The Commerce Committee reported on the Consumer Law Reform Bill yesterday, proposing a number of amendments to the Bill, including a prohibition of unfair contract terms in standard form contracts. That proposal, based on similar reforms in Australia, was not included in the original Bill after the Ministry of Consumer Affairs sought feedback on the proposal in 2010. The proposal is now back in the Bill, which Consumer Affairs Minster Simon Bridges says will have its second reading soon.

The omnibus Bill is aimed at modernising New Zealand's consumer law and more closely aligning it with the Australian approach. The Bill would amend and consolidate a number of consumer law statutes, including the Fair Trading Act 1986 (FTA) and the Consumer Guarantees Act 1993 (CGA).

Other amendments proposed by the Committee include:

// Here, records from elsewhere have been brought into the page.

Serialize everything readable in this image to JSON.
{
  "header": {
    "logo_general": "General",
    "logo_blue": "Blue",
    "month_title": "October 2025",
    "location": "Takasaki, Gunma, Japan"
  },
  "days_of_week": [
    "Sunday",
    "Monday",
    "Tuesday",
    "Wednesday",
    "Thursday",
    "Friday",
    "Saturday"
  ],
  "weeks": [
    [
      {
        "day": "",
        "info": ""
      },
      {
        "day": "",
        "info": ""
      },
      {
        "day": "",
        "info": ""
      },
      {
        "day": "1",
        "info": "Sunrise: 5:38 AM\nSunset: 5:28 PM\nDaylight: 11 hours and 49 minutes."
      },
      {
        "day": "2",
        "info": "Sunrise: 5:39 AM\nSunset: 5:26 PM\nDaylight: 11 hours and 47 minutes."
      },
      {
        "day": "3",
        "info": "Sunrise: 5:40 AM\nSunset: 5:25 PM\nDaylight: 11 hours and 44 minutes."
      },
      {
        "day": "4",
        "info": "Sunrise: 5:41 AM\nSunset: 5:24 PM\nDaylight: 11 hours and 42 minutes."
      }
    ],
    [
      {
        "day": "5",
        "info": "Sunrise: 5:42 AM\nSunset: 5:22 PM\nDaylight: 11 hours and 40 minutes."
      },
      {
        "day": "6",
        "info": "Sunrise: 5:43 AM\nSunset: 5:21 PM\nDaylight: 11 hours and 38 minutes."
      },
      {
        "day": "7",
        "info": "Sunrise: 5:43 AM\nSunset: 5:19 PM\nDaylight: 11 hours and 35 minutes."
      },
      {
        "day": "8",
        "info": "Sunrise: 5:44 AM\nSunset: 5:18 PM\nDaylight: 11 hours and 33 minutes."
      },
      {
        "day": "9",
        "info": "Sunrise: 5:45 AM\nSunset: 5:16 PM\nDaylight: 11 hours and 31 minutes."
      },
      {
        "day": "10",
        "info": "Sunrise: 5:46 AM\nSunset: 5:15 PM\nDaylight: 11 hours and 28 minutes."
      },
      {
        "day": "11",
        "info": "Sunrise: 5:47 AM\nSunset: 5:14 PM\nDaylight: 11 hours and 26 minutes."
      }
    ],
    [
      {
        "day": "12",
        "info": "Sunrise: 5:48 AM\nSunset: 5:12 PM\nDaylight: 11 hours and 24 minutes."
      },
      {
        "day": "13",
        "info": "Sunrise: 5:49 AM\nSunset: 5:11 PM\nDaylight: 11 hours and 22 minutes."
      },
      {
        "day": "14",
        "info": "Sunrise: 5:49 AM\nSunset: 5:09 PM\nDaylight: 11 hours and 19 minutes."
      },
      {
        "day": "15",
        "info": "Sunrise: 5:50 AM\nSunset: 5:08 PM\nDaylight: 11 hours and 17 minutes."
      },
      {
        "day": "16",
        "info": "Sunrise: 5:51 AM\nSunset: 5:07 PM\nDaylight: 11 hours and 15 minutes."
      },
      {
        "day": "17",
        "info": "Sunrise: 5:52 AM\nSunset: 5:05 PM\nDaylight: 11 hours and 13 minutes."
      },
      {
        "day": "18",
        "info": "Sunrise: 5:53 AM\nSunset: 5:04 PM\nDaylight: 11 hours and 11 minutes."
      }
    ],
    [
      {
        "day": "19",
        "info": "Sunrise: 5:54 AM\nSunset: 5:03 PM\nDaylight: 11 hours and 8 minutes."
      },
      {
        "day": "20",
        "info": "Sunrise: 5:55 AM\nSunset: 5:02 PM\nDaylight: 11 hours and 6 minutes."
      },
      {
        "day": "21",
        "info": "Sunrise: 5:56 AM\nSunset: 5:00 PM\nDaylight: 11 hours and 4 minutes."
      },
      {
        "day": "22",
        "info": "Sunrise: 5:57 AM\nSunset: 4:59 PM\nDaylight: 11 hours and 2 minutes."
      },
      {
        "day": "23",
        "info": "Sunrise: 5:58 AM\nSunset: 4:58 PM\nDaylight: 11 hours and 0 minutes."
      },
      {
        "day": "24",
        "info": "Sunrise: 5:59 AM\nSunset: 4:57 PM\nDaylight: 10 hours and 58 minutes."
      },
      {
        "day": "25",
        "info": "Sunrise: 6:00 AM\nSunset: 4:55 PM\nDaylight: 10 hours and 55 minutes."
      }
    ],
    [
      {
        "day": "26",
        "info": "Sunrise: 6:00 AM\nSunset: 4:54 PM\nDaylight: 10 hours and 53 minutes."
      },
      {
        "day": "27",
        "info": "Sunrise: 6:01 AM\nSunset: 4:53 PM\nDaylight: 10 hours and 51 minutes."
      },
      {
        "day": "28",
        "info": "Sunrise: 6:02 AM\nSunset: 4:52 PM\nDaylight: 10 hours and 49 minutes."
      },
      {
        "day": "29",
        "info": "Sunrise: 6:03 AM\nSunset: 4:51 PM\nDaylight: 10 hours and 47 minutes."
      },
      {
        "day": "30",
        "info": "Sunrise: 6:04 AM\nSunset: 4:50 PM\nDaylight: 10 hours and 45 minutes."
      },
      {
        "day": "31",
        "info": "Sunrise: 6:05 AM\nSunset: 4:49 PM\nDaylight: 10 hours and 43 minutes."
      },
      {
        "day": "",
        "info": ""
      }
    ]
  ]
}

  • further amending the FTA to provide for compulsory interview powers to assist the Commerce Commission when investigating serious breaches of the FTA (similar to the power provided by section 98(c) of the Commerce Act 1986);
  • broadening the range of considerations relevant when determining whether contracting-out behaviour was fair and reasonable under the FTA;
  • further amending the FTA to include a subsection clarifying the circumstances in which unsubstantiated representations may be acceptable, and another subsection which lists the circumstances a Court must have regard to when assessing whether a person had reasonable grounds for a representation;
  • further amending the CGA so that its protections will cover all transactions by traders and consumers (including online auctions and competitive tenders), effectively making consumer law indifferent to the mode of sale; and
  • further amending the CGA to better protect consumers who receive goods via courier (making the sender responsible for the goods, up to the point of delivery).

The Commerce Committee report can be found here.